Putting things together from clues is an imprecise art. What one person infers from what another describes can be the catalyst for wonderful stories. The late writer Vasili Aksyonov used this technique brilliantly in his story “Papa, Slozhi,” “Daddy, Put it Together,” where a young girl spending Saturday with her father spells out words for her father to read, and in the process drops clues about another situation he needs to spell out for himself.

In Aksyonov’s work, the revelation is poignant. Modern cartoonist Nathan Pyle uses the technique humorously, referring to familiar body parts as “flavormuscle” and “mouthstones,” while making universal observations about human troubles.
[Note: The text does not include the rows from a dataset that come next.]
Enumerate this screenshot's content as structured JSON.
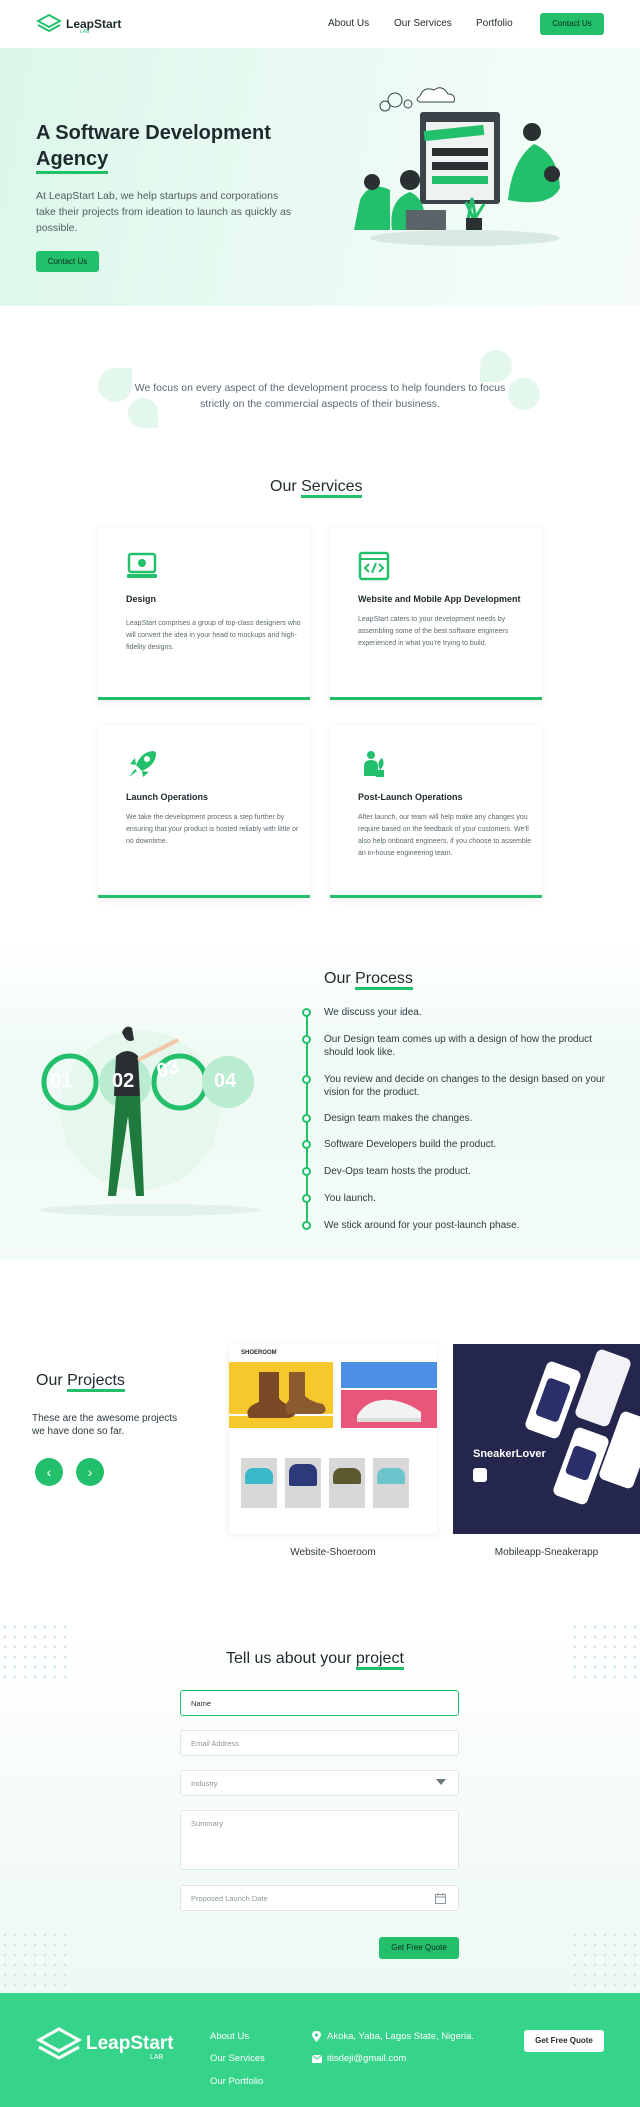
{
  "header": {
    "logo_text": "LeapStart",
    "logo_sub": "LAB",
    "nav": [
      "About Us",
      "Our Services",
      "Portfolio"
    ],
    "cta": "Contact Us"
  },
  "hero": {
    "title_line1": "A Software Development",
    "title_line2": "Agency",
    "subtitle": "At LeapStart Lab, we help startups and corporations take their projects from ideation to launch as quickly as possible.",
    "cta": "Contact Us"
  },
  "focus": {
    "text": "We focus on every aspect of the development process to help founders to focus strictly on the commercial aspects of their business."
  },
  "services": {
    "title_plain": "Our ",
    "title_accent": "Services",
    "cards": [
      {
        "icon": "laptop-icon",
        "title": "Design",
        "text": "LeapStart comprises a group of top-class designers who will convert the idea in your head to mockups and high-fidelity designs."
      },
      {
        "icon": "code-icon",
        "title": "Website and Mobile App Development",
        "text": "LeapStart caters to your development needs by assembling some of the best software engineers experienced in what you're trying to build."
      },
      {
        "icon": "rocket-icon",
        "title": "Launch Operations",
        "text": "We take the development process a step further by ensuring that your product is hosted reliably with little or no downtime."
      },
      {
        "icon": "person-plant-icon",
        "title": "Post-Launch Operations",
        "text": "After launch, our team will help make any changes you require based on the feedback of your customers. We'll also help onboard engineers, if you choose to assemble an in-house engineering team."
      }
    ]
  },
  "process": {
    "title_plain": "Our ",
    "title_accent": "Process",
    "numbers": [
      "01",
      "02",
      "03",
      "04"
    ],
    "steps": [
      "We discuss your idea.",
      "Our Design team comes up with a design of how the product should look like.",
      "You review and decide on changes to the design based on your vision for the product.",
      "Design team makes the changes.",
      "Software Developers build the product.",
      "Dev-Ops team hosts the product.",
      "You launch.",
      "We stick around for your post-launch phase."
    ]
  },
  "projects": {
    "title_plain": "Our ",
    "title_accent": "Projects",
    "subtitle": "These are the awesome projects we have done so far.",
    "items": [
      {
        "caption": "Website-Shoeroom",
        "brand": "SHOEROOM"
      },
      {
        "caption": "Mobileapp-Sneakerapp",
        "brand": "SneakerLover"
      }
    ]
  },
  "form": {
    "title_plain": "Tell us about your ",
    "title_accent": "project",
    "name_placeholder": "Name",
    "email_placeholder": "Email Address",
    "industry_placeholder": "Industry",
    "summary_placeholder": "Summary",
    "date_placeholder": "Proposed Launch Date",
    "submit": "Get Free Quote"
  },
  "footer": {
    "logo_text": "LeapStart",
    "logo_sub": "LAB",
    "links": [
      "About Us",
      "Our Services",
      "Our Portfolio"
    ],
    "address": "Akoka, Yaba, Lagos State, Nigeria.",
    "email": "itisdeji@gmail.com",
    "cta": "Get Free Quote"
  },
  "colors": {
    "accent": "#22c06b",
    "footer": "#36d38a",
    "dark": "#1f2a2e"
  }
}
Mystery writers love problems with letters. On “Columbo” the detective solves a mystery by re-arranging the stencils that a slain millionaire was going to use to paint a word on his boat. In other mysteries, a message is typed with the hands three letters off, and ripped pages with words that are incomplete are a trope.

There are also abecedarian essays and poems.  I don’t really care for these, but sometimes having to use a form makes you realize what you really do want to write. 

Writing Prompt: Letters

Write about someone figuring out what a word really is, and thereby figuring out something bigger.

Examples: A person misreads a word in a friend’s post or note in a way that reveals an underlying fear.

The rest of a word or sign is obscured, and the reader reaches a conclusion that is unfounded and debunked.

Parents spell something in front of their children, and the children conclude the wrong thing from it.

In a letter someone spells a word wrong in a way that changes the meaning, and another person reads the letter and reaches a wrong conclusion. (Example: when I was substitute teaching some young readers kept using the word “pride” out of context. It took me a while to realize they were aiming for “pretty.”)

Play around with the idea, see what you come up with and consider having it published if it’s any good.